Top of DATA

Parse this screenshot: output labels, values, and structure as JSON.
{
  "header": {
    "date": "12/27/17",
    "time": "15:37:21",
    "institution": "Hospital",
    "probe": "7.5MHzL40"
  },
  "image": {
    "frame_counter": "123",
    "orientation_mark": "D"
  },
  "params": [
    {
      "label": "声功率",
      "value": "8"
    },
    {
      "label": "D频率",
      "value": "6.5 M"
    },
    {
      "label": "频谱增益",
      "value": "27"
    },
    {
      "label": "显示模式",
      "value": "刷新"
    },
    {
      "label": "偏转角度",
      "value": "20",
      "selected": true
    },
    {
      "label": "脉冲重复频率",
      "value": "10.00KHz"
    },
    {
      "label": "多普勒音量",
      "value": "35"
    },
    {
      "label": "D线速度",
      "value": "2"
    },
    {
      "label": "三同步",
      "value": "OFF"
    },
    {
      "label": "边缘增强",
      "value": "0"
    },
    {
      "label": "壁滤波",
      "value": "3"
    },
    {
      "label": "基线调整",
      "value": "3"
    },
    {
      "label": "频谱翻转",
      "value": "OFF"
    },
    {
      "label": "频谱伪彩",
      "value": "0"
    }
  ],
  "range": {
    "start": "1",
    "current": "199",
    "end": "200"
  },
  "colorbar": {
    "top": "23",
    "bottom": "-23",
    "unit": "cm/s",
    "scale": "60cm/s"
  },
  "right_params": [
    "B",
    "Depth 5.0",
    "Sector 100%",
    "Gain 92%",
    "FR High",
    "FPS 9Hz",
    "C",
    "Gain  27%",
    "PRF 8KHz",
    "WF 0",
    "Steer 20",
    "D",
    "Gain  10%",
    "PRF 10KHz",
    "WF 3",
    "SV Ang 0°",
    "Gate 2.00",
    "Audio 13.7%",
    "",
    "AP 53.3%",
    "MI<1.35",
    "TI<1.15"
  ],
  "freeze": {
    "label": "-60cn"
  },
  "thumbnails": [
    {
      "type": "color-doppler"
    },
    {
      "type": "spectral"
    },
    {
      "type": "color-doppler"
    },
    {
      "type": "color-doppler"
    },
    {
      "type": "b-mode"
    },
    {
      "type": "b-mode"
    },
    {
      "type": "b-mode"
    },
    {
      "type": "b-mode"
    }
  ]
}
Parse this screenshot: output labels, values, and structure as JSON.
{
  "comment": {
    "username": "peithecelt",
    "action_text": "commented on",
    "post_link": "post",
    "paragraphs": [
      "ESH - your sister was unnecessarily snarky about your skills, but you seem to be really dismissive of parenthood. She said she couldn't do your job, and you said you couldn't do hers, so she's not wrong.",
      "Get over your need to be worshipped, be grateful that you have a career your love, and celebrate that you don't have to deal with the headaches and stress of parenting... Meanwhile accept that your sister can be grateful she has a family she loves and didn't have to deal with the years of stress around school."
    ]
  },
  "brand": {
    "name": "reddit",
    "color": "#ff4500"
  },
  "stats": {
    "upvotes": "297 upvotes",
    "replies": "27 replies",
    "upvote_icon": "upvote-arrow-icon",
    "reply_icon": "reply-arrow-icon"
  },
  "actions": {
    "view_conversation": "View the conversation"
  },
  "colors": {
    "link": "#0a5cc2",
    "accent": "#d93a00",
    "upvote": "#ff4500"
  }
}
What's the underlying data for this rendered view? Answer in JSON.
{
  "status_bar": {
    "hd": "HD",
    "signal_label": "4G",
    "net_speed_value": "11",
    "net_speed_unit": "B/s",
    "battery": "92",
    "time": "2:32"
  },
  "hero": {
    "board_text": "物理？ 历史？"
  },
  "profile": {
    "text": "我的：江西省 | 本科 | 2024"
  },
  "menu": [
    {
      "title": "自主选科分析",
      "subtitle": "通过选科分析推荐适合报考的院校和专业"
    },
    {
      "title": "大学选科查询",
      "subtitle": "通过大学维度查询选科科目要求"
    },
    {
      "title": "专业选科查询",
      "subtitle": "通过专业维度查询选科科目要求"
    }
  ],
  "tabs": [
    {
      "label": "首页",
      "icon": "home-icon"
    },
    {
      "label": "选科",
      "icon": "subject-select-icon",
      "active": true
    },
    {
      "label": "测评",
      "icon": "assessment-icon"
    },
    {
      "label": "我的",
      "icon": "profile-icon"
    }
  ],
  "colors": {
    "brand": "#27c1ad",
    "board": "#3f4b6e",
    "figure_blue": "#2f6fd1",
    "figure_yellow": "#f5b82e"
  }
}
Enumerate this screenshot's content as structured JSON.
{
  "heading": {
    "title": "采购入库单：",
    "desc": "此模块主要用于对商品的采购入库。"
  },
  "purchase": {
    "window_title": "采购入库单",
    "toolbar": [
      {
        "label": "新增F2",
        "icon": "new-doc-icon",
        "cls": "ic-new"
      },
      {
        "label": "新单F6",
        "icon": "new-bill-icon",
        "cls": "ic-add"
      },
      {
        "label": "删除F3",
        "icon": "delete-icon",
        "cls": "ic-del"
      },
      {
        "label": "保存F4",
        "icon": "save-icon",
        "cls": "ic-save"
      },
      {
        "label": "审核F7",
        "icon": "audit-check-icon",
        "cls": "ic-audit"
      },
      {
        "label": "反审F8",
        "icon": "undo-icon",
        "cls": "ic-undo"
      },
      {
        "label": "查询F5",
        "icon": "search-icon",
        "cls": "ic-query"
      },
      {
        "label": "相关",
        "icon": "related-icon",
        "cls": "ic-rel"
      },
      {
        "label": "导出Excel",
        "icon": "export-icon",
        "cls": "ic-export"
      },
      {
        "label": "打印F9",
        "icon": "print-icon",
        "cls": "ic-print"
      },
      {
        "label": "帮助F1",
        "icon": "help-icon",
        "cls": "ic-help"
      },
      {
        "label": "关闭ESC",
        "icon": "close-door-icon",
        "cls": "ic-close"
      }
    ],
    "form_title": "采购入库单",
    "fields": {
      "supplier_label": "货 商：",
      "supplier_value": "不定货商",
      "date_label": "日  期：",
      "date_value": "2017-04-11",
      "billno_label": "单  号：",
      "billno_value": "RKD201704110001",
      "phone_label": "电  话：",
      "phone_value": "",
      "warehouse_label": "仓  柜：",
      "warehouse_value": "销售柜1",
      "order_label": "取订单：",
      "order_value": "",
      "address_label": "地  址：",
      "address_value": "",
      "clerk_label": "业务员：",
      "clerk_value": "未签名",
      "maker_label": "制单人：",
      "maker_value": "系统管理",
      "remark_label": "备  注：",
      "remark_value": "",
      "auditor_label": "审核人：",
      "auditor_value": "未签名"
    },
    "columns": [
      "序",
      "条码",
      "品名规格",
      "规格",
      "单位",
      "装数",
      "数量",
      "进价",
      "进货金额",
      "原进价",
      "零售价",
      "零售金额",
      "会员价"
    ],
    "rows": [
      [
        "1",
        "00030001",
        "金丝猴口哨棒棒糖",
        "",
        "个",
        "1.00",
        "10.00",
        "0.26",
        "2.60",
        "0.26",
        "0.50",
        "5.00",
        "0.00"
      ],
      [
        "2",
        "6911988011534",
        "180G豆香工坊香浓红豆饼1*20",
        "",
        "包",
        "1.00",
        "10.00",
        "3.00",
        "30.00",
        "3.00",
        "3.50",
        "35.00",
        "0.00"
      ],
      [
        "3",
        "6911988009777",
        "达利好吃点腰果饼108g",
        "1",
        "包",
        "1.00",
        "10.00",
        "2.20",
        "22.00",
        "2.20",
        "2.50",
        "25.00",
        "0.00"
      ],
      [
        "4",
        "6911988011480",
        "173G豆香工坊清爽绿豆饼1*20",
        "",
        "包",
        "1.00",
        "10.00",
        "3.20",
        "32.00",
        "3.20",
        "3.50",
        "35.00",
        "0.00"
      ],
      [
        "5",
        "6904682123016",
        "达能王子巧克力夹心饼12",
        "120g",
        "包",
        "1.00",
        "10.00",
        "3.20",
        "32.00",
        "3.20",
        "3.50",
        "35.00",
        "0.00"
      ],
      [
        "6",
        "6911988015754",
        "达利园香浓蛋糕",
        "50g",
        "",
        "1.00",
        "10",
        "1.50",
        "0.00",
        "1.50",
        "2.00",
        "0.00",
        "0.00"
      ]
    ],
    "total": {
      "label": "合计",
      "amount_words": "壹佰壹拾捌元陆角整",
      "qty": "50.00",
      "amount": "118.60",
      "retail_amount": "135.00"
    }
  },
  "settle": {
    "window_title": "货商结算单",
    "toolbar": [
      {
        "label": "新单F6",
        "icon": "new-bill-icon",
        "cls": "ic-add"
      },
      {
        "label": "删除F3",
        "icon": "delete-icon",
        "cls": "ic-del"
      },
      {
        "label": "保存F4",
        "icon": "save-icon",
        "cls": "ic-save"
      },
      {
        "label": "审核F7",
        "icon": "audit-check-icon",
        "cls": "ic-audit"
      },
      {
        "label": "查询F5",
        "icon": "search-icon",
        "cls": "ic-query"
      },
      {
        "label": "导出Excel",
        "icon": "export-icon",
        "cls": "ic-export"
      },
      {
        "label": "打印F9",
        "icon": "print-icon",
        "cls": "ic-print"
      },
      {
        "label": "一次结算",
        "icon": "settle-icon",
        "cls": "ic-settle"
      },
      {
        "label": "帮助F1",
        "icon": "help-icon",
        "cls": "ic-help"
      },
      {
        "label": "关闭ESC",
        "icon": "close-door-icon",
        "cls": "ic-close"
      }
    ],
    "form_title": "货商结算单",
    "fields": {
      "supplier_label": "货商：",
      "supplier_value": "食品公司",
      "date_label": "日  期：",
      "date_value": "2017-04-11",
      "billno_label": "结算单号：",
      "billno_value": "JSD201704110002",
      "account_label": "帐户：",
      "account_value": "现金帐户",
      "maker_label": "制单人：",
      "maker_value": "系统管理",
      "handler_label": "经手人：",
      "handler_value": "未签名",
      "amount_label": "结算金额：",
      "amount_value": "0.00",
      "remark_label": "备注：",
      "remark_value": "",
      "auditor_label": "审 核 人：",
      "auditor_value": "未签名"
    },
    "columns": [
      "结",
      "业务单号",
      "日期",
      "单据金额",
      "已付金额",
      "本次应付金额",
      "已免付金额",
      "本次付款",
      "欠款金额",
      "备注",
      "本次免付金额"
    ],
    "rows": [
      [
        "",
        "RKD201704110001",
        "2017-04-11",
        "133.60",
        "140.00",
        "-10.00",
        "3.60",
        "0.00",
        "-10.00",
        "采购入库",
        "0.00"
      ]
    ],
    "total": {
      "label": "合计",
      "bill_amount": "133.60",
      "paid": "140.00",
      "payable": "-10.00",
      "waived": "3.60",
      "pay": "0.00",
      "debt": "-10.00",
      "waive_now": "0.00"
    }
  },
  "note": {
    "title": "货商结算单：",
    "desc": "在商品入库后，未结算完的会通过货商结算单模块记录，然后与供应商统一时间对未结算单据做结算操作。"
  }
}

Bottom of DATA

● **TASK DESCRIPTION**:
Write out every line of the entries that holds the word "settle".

● **SOLUTION FOR THIS TASK**:
  "settle": {
        "icon": "settle-icon",
        "cls": "ic-settle"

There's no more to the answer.